RECORDS FOR THIS EXERCISE Block Start
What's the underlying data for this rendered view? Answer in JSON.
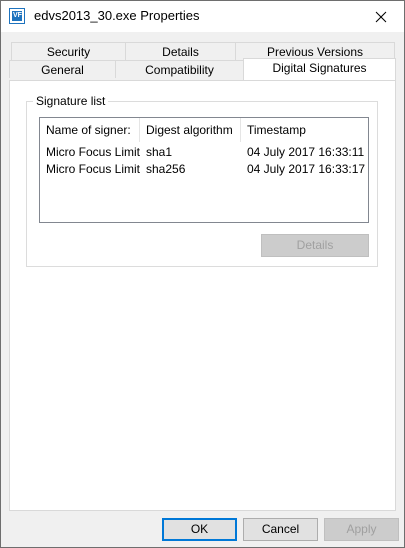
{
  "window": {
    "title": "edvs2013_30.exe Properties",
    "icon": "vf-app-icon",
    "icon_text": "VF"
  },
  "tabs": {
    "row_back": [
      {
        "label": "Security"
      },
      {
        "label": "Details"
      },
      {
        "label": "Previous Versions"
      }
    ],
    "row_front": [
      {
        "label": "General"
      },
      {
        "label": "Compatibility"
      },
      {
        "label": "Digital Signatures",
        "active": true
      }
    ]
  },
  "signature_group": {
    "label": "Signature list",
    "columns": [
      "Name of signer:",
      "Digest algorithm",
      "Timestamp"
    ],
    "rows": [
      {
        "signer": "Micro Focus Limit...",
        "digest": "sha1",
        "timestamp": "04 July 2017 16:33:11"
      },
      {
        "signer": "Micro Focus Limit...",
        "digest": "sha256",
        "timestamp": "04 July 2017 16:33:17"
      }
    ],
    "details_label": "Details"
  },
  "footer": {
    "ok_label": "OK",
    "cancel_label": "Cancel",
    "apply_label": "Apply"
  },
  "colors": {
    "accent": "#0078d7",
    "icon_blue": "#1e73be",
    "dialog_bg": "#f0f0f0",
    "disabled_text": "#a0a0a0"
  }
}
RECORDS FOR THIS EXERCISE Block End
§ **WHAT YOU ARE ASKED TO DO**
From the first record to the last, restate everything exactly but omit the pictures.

§ **YOUR RESPONSE**
What's the underlying data for this rendered view? Answer in JSON.
{
  "window": {
    "title": "edvs2013_30.exe Properties",
    "icon": "vf-app-icon",
    "icon_text": "VF"
  },
  "tabs": {
    "row_back": [
      {
        "label": "Security"
      },
      {
        "label": "Details"
      },
      {
        "label": "Previous Versions"
      }
    ],
    "row_front": [
      {
        "label": "General"
      },
      {
        "label": "Compatibility"
      },
      {
        "label": "Digital Signatures",
        "active": true
      }
    ]
  },
  "signature_group": {
    "label": "Signature list",
    "columns": [
      "Name of signer:",
      "Digest algorithm",
      "Timestamp"
    ],
    "rows": [
      {
        "signer": "Micro Focus Limit...",
        "digest": "sha1",
        "timestamp": "04 July 2017 16:33:11"
      },
      {
        "signer": "Micro Focus Limit...",
        "digest": "sha256",
        "timestamp": "04 July 2017 16:33:17"
      }
    ],
    "details_label": "Details"
  },
  "footer": {
    "ok_label": "OK",
    "cancel_label": "Cancel",
    "apply_label": "Apply"
  },
  "colors": {
    "accent": "#0078d7",
    "icon_blue": "#1e73be",
    "dialog_bg": "#f0f0f0",
    "disabled_text": "#a0a0a0"
  }
}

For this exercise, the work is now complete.